** Opening Dataset block **

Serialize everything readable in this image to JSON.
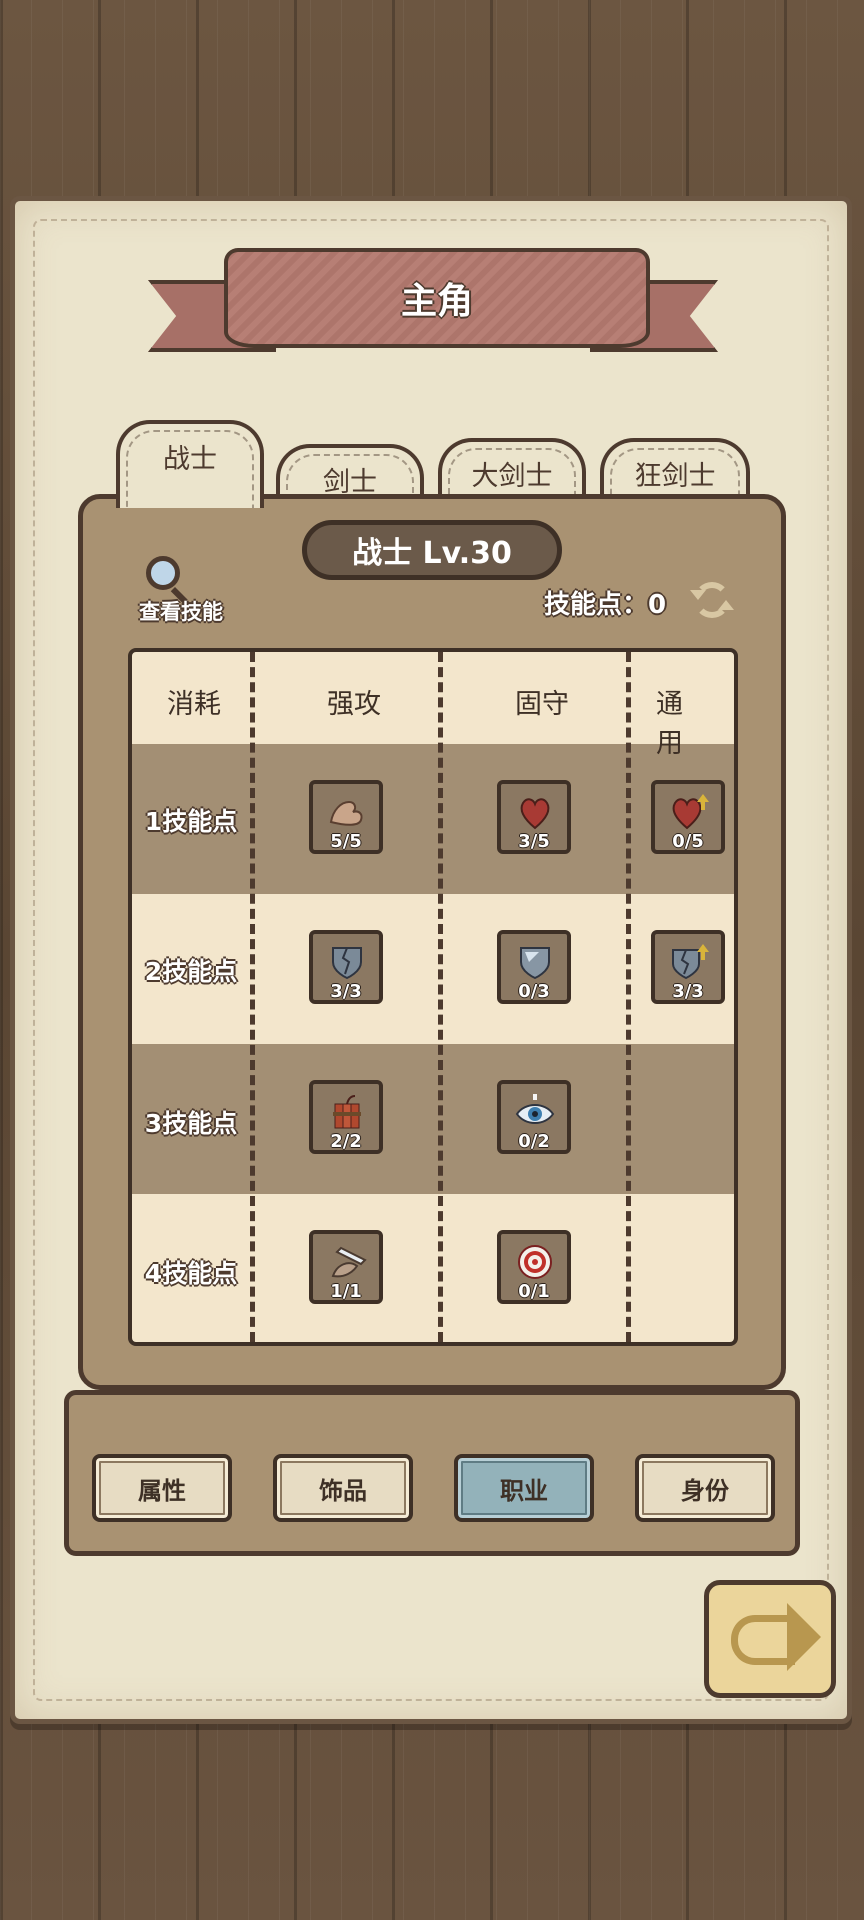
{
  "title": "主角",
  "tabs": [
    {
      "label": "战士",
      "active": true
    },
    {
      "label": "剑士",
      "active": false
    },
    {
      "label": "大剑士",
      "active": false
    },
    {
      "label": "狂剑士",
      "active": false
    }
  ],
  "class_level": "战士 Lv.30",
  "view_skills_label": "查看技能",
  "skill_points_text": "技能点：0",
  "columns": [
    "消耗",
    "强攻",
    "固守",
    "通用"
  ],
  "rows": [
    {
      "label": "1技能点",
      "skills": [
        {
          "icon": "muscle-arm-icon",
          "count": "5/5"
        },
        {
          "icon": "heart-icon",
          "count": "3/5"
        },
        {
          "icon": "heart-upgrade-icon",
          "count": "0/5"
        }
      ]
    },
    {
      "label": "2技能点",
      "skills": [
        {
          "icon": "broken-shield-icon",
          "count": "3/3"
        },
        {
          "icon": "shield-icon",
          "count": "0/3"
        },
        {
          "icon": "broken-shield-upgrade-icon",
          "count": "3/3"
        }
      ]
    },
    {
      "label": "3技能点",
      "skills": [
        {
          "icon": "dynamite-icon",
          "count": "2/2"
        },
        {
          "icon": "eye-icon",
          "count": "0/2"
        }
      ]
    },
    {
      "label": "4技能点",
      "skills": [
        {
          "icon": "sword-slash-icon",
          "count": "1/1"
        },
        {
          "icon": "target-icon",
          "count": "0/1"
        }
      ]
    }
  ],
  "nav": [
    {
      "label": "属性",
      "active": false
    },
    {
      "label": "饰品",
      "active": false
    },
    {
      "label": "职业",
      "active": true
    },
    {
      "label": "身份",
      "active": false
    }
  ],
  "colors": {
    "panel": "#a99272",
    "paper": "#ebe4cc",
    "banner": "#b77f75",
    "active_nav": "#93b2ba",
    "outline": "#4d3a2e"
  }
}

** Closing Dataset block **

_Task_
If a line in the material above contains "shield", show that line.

_Answer to the problem_
          "icon": "broken-shield-icon",
          "icon": "shield-icon",
          "icon": "broken-shield-upgrade-icon",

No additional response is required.